By Elizabeth Marshall, MD
“When you hear hoofbeats behind you, think of horses, not zebras.” —Theodore Woodward, University of Maryland School of Medicine professor
Medical students are often taught that when making a diagnosis, they should first consider a more commonplace explanation (the horse) versus the rare and more exotic disease (the zebra). While sage advice, on occasion the hooves we hear do belong to a zebra—and a patient does, in fact, have a rare disease.
As a physician, I have experienced the challenges of diagnosing a rare disease. Often relevant clues about a patient’s condition are hidden in the free text section of a chart note, in an old lab report, or as an unstructured comment within a message in the patient portal. To find the vital clues, a clinician must manually search through a patient’s chart—a time-consuming process that is prone to error. Sometimes critical information is overlooked, and a rare disease is not diagnosed until all other more common diagnoses have been ruled out. Unfortunately, a late diagnosis can make a substantial—even life-or-death—difference in a patient’s outcome.
Defining rare disease
According to the advocacy group Rare Action Network, a rare disease is considered to be any disease, disorder, illness, or condition that affects fewer than 200,000 people in the U.S. An estimated 25 to 30 million Americans—nearly one in 10—have at least one of approximately 7,000 identified rare diseases.
Because of the difficulties diagnosing rare diseases, many healthcare organizations now use artificial intelligence (AI) technologies to aid in the process. AI tools such as natural language processing (NLP) create an augmented workflow that helps users search through unstructured data quickly, even if the information is stored in multiple data sources, such as EHRs, patient portals, or other clinical systems. Using NLP tools, clinicians can rapidly get a more accurate, 360-degree view of an individual patient, or even a population of patients.
Faster diagnosis, better treatment
To treat patients with rare diseases as soon as possible, rapid diagnosis is critical. Important patient information related to signs and symptoms of rare disease can be found in both structured (discrete fields) and unstructured (free text) EHR data—each of which are important for diagnosis. NLP plays a key role with unstructured data, enabling clinicians to discover and analyze hidden information that may be essential to diagnosing rare diseases.
Leveraging the right data, NLP-driven analytics can deliver not only a clearer diagnosis picture for individual patients but also for whole-disease populations, allowing for the creation or enhancement of rare disease registries.
Precision medicine is advanced, but the manual processes are not

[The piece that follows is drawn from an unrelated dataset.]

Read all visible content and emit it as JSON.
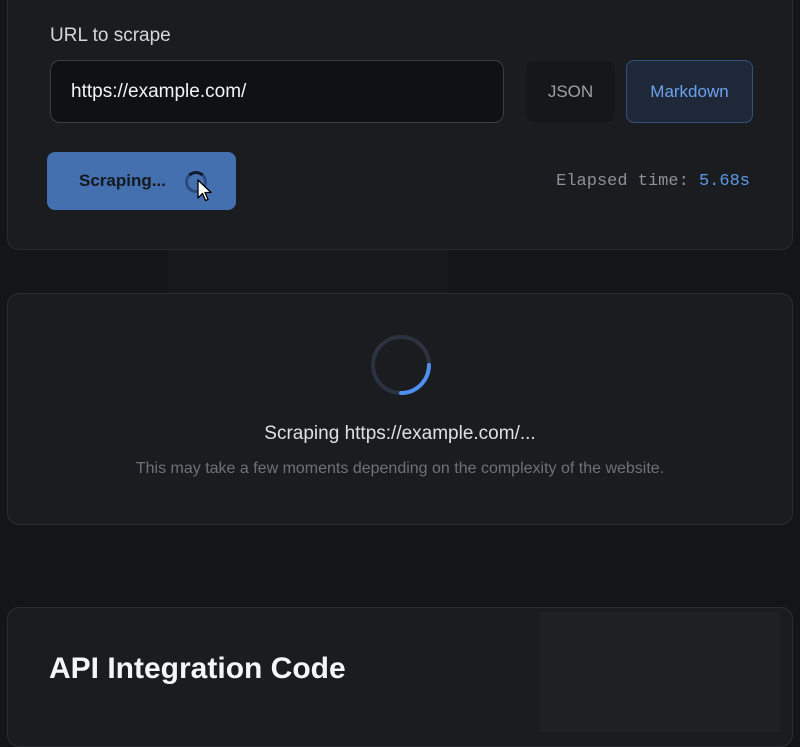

Clinical genomic testing involves the analysis of an individual’s DNA to diagnose disease. At the University of Iowa Stead Family Children’s Hospital, physicians and genetic researchers are advancing their precision medicine efforts and disease diagnosis by utilizing chromosomal microarray (CMA) testing to identify “copy number variants,” including extra (duplicated) or missing (deleted) chromosomal segments. However, research efforts have traditionally been time-consuming and inefficient, relying heavily on manual processes.
With CMA testing, researchers would manually review medical records to determine the clinical relevancy of each copy number variant to a patient’s phenotype. Researchers looked in the EHR for specific terms (e.g., abnormally large head, seizures, structural heart defects) to identify any observations that might correlate with a specific copy variant.
CMA test outcomes are classified into three categories: normal, abnormal, or VUS (variant of unclear clinical significance). These outcomes—VUS in particular—are not always informative, so an additional review of the medical record is often required to determine the relevancy of each copy number variant to the clinical phenotype. The CMA test identifies, on average, 20–30 copy number variants per patient. Even though about half of the variants are benign, a lab technician must review each identified copy number variant. In the past, the technician would manually search through the EHR to determine if a variant was supported by the observed phenotype.
NLP boosts efficiency and output
For researchers at Stead Family Children’s Hospital, the analysis of variants was a very time-consuming and inefficient process, primarily because of the vast amounts of EHR data that had to be searched manually. To reduce this burden, the hospital deployed an NLP text mining solution, using AI to reduce search times and improve search results. After implementing NLP, researchers documented the following:
- The manual extraction of phenotypes for 100 patients took over 34 hours, compared to just 10 minutes using NLP
- Stead Family Children’s Hospital ran 700 CMAs, which would have taken nearly 240 hours to do manually vs. just 1.2 hours with NLP
The bottom line: Phenotype curation with NLP was 200 times faster than manual curation.
At Stead Family Children’s Hospital, as with many other organizations, researchers and clinicians have successfully deployed NLP to deliver significantly faster and more accurate results when analyzing clinical records, as compared to manual chart reviews. For patients with rare diseases, time is often of the essence. AI tools such as NLP can facilitate more rapid and precise research, resulting in a quicker diagnosis and hopefully a better quality of life.
Elizabeth Marshall, MD, is associate director of clinical analytics at Linguamatics, an IQVIA company.